The Red Wings have moved on. With only a little bit of hand-wringing. Not bad for a first round, eh?
A series didn’t break out until late in the second period of last night’s Game Four in Columbus. Rick Nash finally shed his Rip Van Winkle impersonation, awoke from his slumber, and netted a goal.
Chris Osgood, apparently struggling physically with something, was obliging the Blue Jackets with some borderline soft goals and unprotected rebounds.
The Red Wings were in a very un-playoff-like 5-5 tie. Those Detroit fans holding tickets for home playoff game “C” weren’t sure if they were going to need to use them this weekend or sometime next week.
Their weekend is now free and clear.
So is the Red Wings’—along with the Blue Jackets’ spring. Tee times are probably being arranged even as you read this.
The Red Wings used some mental flatulence by the Jackets to finagle themselves a series-winning power play goal with 46.6 seconds left. Johan Franzen, The Mule, played the playoff hero once again.

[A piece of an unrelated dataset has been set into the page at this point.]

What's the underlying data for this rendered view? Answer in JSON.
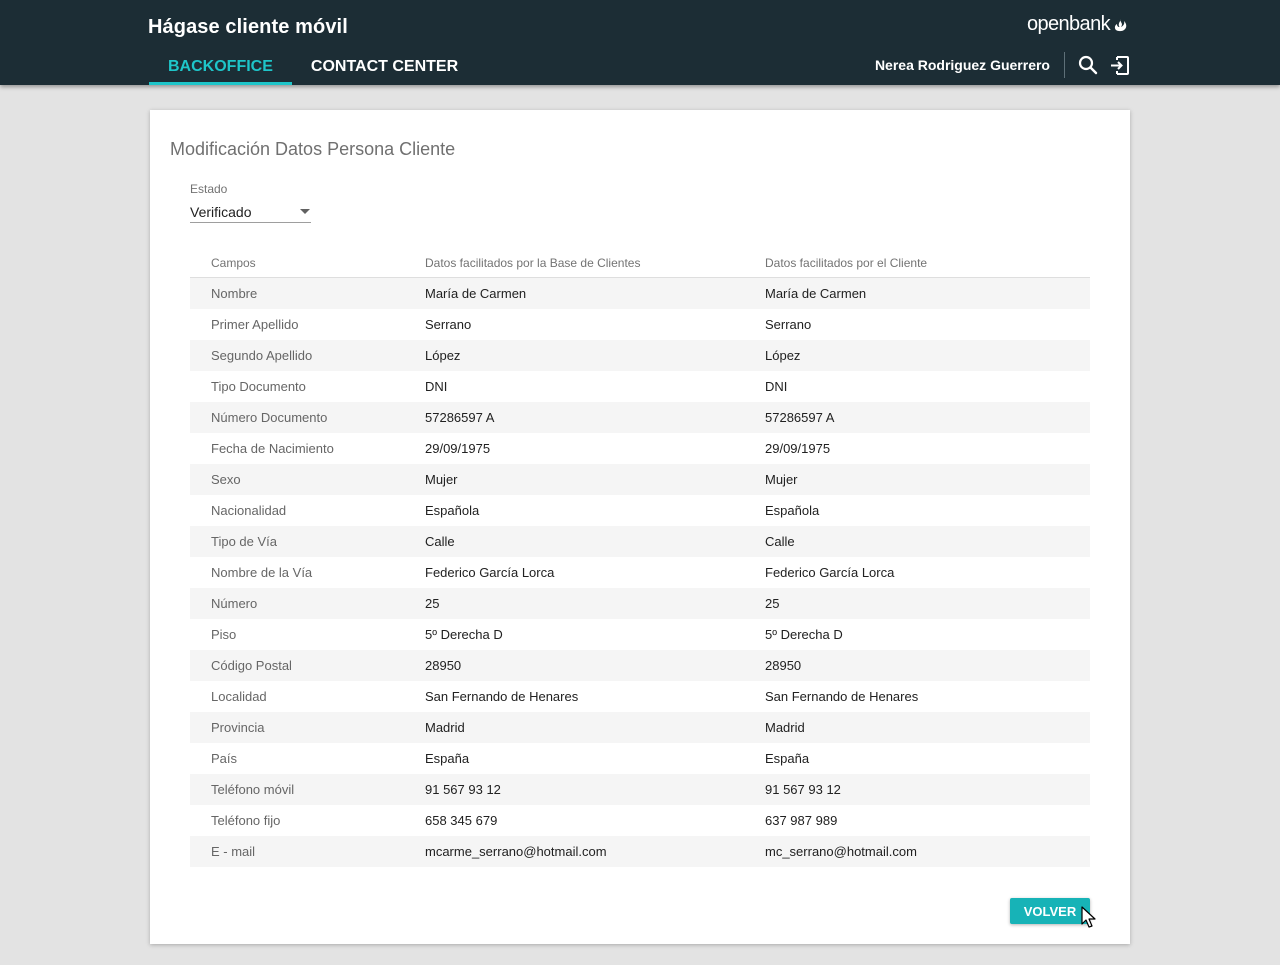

A penalty for too many men on the playing surface is one of sports’ delightfully derisive infractions.
We snicker at it, whether it happens in football or hockey. Unless it happens to your team, of course.
Too many men? Who on the team can’t count?
At least with football, you have to count all the way up to eleven.
What’s the excuse in hockey?
The Red Wings cleared the puck to center ice, trying to quell the pressure that the Jackets were sustaining for several antsy minutes late in the third period. It appeared that the Detroiters were just trying to hang on and get into the locker room to regroup for overtime.
Which they were.
Until a sixth Blue Jacket entered the fray, quite illegally.
If you’re the sixth skater on the ice in a situation that only allows five, it’s best to keep a low profile. Maybe you’ll get away with it.
But the sixth Jacket took it upon himself to play the puck, which meant the entire building was looking at him. Not the least of which were the linesmen.
The Red Wings played the ensuing power play with typical cool and under control. They knew that they had about 90 seconds. Some teams would act as if their goalie was pulled and start flailing away and making plays that were desperate. Sometimes that works, but what works better is, when you’re as talented as Detroit, you play within yourselves and do what you’ve done all year.
The Red Wings have the league’s top-rated power play for a reason. They score a lot on it.
And they score a lot on it because they’re loaded with players who have a nose for the puck and can finish.
The Mule Franzen is one of those players. Especially at this time of the year.
Franzen has 13 goals and 20 points in his last 14 playoff games.
Reggie Jackson was Mr. October. But Franzen The Scoring Mule isn’t just Mr. April. He’s not just Mr. May. He can also be Mr. June, too.
Heck, let’s just call him Mr. Spring.
As in, the season that is now wide open for golfing for the soon-to-be-very good Blue Jackets.
Here’s how playoff-tested the Red Wings are.
Goalie Osgood said that, in the second intermission, the Red Wings mentally changed the scoreboard.
“To us, it wasn’t 5-5. It was 0-0,” Ozzie said. “That’s the way we looked at it.”
In other words, disregard the white elephant in the room. This isn’t a scoring fest. Isn’t a shootout.
It’s a tight, 0-0 playoff game. So let’s play the third period like it.
The Red Wings clamped down once more, and waited for an opportunity. It came in the form of Mr. Sixth Man On the Ice.
Oh, those silly, young Blue Jackets!
Don’t forget to tip your caddies and the soda pop girl at the turn.